The Pacific was tremendous at showing the horrors of the war in the Pacific, and the sufferings of the troops involved there (as usual with this sort of thing, not a great deal of how the civilians were affected). Whether it was the horror and brutality of combat, the food and water shortages, or the humiliating and debilitating diseases the Marines were afflicted by, it gave a much rounder picture of the soldier’s experience than did Band of Brothers, which was pretty much the soldier-as-uncomplicated-hero. But, with the smaller number of characters properly sketched and the amount of space devoted to time away from the war, it didn’t have the same impact as the combat scenes in Band of Brothers, being to an extent more about the spectacle than the effects. That was a key, and disappointing, difference. I think the film-makers made a mistake there. The home front stuff was interesting, and well done; but again, being focused largely on Basilone, detrimental to the impact of the show. I can understand that it was important to show the experiences of the Marines in Australia and the like (not least with Australia because it was obviously so important to the men themselves), but you don’t really watch a programme about World War II for the love stories. That may well be my problem, rather than the producers’, but it slowed everything down, and added not a lot.

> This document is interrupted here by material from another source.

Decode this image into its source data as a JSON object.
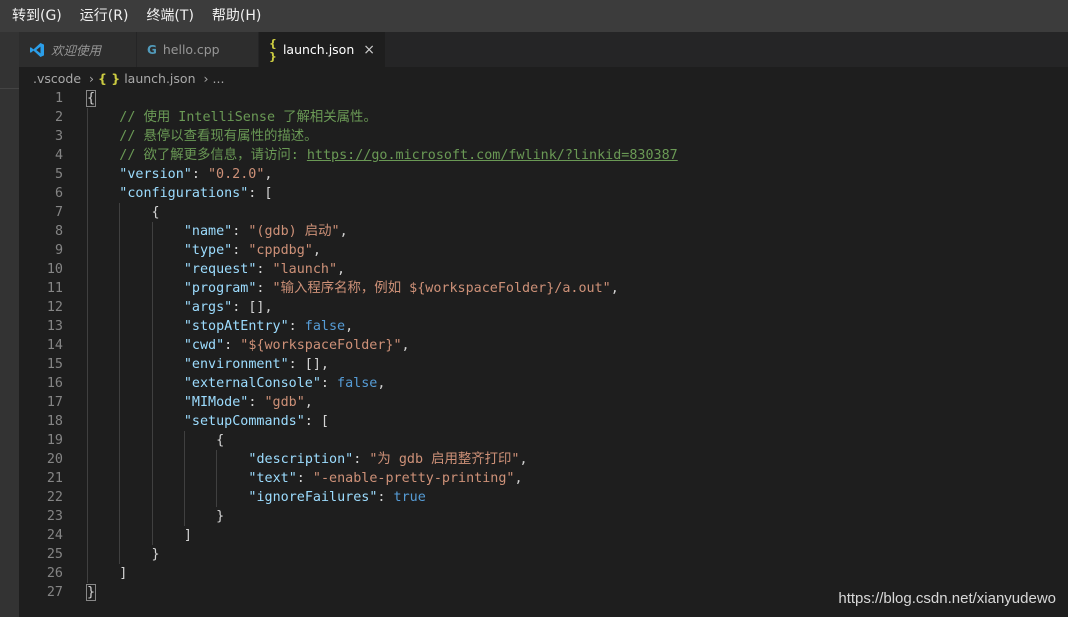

At least until the final episode, which I thought sent the series out on a high, dealing with the different experiences of the veterans, and their different attitudes. The return to work, the search for women, the attempt to understand survival, and to fit back in to the community and civilian life. These are common themes I suppose of people returning from war, but they were handled effectively, especially Sledge’s experiences at the Polytechnic when he explained to the young lady behind the desk what the Marine Corps had trained him to do, and then his relationship with his parents.

Maybe part of my different reaction is due to the smaller number of veterans interviewed, inevitable after another decade had taken its toll. But watching the documentary at the end of Band of Brothers I think did re-cast the experience of the previous episodes and give them an added depth, that the lack of a similar one for The Pacific failed to do. This could of course be Sky’s fault for not showing it if it exists. One quick point about some of the spin coming from Hanks and co, that I alluded to before, which was the point about the programme reflecting a racial element to the struggle. I still felt this was dealt with in a tokenistic manner, and there is of course the question of whether thinking that the word “japs” is automatically more racist than “krauts” during wartime. This is not to deny that there was a large racial element in the conduct of the war, just to say that didn’t come out as strongly as expected from the hype. Despite the strong finish, it’s hard not to agree with Bakunin’s comment on the previous thread where he said:

I’m six episodes in and I think it is nowhere near as good as BoB. The acting, stories, and writing are not as sharp nor interesting. I think The Pacific drops off the longer it goes on.

Which is a shame. None of us can deny the importance of the sacrifice of those who fought against fascism in whatever theatre and in whatever way, and that it is a good thing to see their experiences recorded in this way. It’s just unfortunate to come away feeling that it could have been done better given what we had seen this team do before with Band of Brothers. I felt there were more interesting stories lurking there that failed to come out because of the decision of the producers to concentrate on a much smaller number of men.